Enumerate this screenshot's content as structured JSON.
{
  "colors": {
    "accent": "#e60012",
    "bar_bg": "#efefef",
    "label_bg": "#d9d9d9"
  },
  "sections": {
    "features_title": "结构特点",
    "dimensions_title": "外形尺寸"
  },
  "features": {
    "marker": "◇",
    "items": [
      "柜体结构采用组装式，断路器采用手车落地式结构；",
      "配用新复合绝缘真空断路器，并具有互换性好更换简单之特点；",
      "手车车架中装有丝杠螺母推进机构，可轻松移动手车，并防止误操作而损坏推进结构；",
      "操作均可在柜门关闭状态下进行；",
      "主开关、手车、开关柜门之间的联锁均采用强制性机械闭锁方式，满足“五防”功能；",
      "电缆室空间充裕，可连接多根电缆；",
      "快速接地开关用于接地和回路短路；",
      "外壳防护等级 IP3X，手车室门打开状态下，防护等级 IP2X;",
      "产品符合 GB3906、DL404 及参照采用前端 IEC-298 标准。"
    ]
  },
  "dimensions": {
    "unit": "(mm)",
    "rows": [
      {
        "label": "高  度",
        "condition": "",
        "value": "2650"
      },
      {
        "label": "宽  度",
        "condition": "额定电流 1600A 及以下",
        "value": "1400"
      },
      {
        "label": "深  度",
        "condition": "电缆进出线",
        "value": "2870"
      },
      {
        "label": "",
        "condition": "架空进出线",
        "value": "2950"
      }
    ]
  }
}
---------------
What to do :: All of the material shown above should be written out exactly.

Solution ::
Enumerate this screenshot's content as structured JSON.
{
  "colors": {
    "accent": "#e60012",
    "bar_bg": "#efefef",
    "label_bg": "#d9d9d9"
  },
  "sections": {
    "features_title": "结构特点",
    "dimensions_title": "外形尺寸"
  },
  "features": {
    "marker": "◇",
    "items": [
      "柜体结构采用组装式，断路器采用手车落地式结构；",
      "配用新复合绝缘真空断路器，并具有互换性好更换简单之特点；",
      "手车车架中装有丝杠螺母推进机构，可轻松移动手车，并防止误操作而损坏推进结构；",
      "操作均可在柜门关闭状态下进行；",
      "主开关、手车、开关柜门之间的联锁均采用强制性机械闭锁方式，满足“五防”功能；",
      "电缆室空间充裕，可连接多根电缆；",
      "快速接地开关用于接地和回路短路；",
      "外壳防护等级 IP3X，手车室门打开状态下，防护等级 IP2X;",
      "产品符合 GB3906、DL404 及参照采用前端 IEC-298 标准。"
    ]
  },
  "dimensions": {
    "unit": "(mm)",
    "rows": [
      {
        "label": "高  度",
        "condition": "",
        "value": "2650"
      },
      {
        "label": "宽  度",
        "condition": "额定电流 1600A 及以下",
        "value": "1400"
      },
      {
        "label": "深  度",
        "condition": "电缆进出线",
        "value": "2870"
      },
      {
        "label": "",
        "condition": "架空进出线",
        "value": "2950"
      }
    ]
  }
}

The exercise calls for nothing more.